Buyers also challenge the district court’s determination that a roadway easement over their property for access to the Herrera tract was acquired by prescription. Proof of an easement by prescription requires a showing by clear and convincing evidence of open, uninterrupted, peaceable, adverse, and notorious use for a ten-year period under a claim of right, with the knowledge or imputed knowledge of the property owner. Garmond v. Kinney, 91 N.M. 646, 579 P.2d 178 (1978); Hester v. Sawyers, 41 N.M. 497, 71 P.2d 646 (1937).

Contrary to the district court’s determination, we find that these requirements were not met. The record indicates that several persons used the road across Buyers’ property with Buyers’ knowledge. The road, however, was used almost exclusively for access to the Tanner (Seller) and Calverley properties. Such use was perfectly consistent with the limited easements for such access set forth in the real estate contract and cannot serve as a basis for an easement by prescription.

Herreras’ assertions that Seller used the easement as a public road are also groundless. There is simply no evidence that Seller used the easement for access to any property other than his own. Even if evidence of public use were present, such use would be inconsistent with the assertion of a prescriptive right. Garmond v. Kinney, 91 N.M. at 647, 579 P.2d at 179.

The only evidence which could conceivably serve as a basis for a prescriptive easement across Buyers’ property was Mr. Herrera’s use of the road approximately three times per year for access to his property. However, the record reflects that the maximum period of Mr. Herrera’s use was at least two years short of the ten years required to establish a prescriptive easement. In addition, the use by Mr. Herrera was quite sporadic and not of a nature which would impart notice to Buyers that Herreras claimed a prescriptive right to use the road. We find the evidence is *208insufficient as a matter of law to establish a prescriptive easement.

Easement by Necessity

The district court’s determination that a way of necessity existed over Buyers’ property to Herreras’ tract was also incorrect as a matter of law. “A way of necessity can only arise where an owner of property severs a portion of his property and the portion retained or sold is cut off from access to a public route by the land from which it was severed.” Amoco Production Co. v. Sims, 97 N.M. 324, 326, 639 P.2d 1178, 1180 (1981). The fundamental requirement of common ownership, Id.; Otero v. Pacheco, 94 N.M. 524, 612 P.2d 1335 (Ct.App.), cert. denied, 94 N.M. 674, 615 P.2d 991 (1980), is lacking in the instant case. There is no proof that Seller ever owned the Herrera tract in addition to the lots he owned in the Monticello Subdivision, or that he conveyed or retained portions thereof in a manner which would landlock the Herrera tract.


No easement of any kind exists over Buyers’ property for access to the Herrera tract. The district court therefore erred in refusing to enjoin Herreras from use of the contested easement. The owners of the Herrera property and their successors and assigns should be permanently enjoined from use of the claimed easement across Buyers’ property. See Kennedy v. Bond, 80 N.M. 734, 460 P.2d 809 (1969).
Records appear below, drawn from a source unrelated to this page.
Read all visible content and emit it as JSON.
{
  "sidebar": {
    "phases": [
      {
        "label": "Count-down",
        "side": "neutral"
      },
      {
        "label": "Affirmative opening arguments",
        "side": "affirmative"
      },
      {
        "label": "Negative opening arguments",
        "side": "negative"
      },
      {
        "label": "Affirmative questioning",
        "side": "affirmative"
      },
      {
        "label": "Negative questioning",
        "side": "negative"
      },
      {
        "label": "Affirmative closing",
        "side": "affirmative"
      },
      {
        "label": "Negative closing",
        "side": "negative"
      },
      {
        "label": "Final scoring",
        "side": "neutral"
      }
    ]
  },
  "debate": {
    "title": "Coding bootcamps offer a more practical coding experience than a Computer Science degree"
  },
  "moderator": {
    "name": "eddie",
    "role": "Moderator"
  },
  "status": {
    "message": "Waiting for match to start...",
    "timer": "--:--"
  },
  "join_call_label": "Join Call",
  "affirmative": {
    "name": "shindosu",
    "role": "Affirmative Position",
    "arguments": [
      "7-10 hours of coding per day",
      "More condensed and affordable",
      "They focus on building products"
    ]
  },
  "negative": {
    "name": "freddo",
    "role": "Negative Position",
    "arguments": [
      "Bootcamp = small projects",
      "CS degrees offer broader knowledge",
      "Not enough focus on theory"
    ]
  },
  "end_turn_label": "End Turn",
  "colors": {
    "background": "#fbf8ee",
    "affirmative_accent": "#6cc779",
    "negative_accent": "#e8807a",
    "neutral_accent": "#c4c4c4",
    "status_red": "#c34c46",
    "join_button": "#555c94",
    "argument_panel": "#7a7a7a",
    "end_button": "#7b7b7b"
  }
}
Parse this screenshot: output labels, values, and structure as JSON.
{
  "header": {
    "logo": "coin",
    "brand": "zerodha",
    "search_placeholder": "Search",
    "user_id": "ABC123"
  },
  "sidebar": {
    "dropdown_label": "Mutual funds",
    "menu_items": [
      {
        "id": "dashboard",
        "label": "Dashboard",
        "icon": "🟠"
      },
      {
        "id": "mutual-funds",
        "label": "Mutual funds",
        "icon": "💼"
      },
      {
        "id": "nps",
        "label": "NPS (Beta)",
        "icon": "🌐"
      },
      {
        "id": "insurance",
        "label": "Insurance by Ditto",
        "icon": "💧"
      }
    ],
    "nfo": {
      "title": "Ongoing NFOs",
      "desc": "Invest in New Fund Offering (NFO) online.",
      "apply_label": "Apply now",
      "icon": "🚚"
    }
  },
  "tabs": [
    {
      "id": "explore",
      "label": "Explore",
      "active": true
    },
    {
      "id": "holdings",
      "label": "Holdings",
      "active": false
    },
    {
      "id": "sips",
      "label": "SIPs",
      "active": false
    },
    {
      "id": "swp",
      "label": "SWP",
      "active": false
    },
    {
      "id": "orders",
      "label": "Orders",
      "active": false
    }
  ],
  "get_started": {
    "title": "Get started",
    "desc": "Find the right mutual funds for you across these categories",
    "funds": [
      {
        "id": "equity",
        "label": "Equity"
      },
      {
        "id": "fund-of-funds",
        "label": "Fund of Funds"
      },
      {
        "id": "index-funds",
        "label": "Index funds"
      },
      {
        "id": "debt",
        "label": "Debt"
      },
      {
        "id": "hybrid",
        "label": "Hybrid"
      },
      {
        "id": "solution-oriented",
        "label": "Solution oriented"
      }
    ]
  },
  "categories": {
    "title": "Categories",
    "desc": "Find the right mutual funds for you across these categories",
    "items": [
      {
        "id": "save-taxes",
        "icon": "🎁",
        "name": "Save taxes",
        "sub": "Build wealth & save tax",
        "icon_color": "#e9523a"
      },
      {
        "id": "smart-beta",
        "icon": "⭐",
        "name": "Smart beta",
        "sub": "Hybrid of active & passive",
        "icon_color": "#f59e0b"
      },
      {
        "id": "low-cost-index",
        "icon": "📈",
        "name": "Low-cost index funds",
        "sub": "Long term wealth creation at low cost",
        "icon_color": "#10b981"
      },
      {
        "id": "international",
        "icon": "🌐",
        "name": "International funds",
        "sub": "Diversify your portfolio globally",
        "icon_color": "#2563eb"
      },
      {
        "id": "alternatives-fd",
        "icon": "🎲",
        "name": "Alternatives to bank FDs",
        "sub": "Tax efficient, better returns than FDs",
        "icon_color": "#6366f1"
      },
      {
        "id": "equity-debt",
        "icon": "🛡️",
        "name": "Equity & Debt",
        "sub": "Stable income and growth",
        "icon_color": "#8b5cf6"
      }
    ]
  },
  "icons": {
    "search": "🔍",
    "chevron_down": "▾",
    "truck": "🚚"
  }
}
We note that Buyers also sued Seller’s estate and Lewis R. Tanner, Jr. as its executor, essentially claiming that any valid easement grant by Seller to Oliver in 1972 was a breach of the 1969 real estate contract. In light of our conclusion that Buyers’ property is not burdened by an easement in favor of Herreras, Buyers’ action for breach is no longer well founded. Such a claim would lie only had Seller’s actions resulted in the creation of an additional valid easement across Buyers’ property not set forth in the contract.

The district court is reversed and the cause remanded for further proceedings consistent with this opinion.

The parties are to bear their own costs and attorney fees on appeal.


FEDERICI, C.J., and WALTERS, J., concur.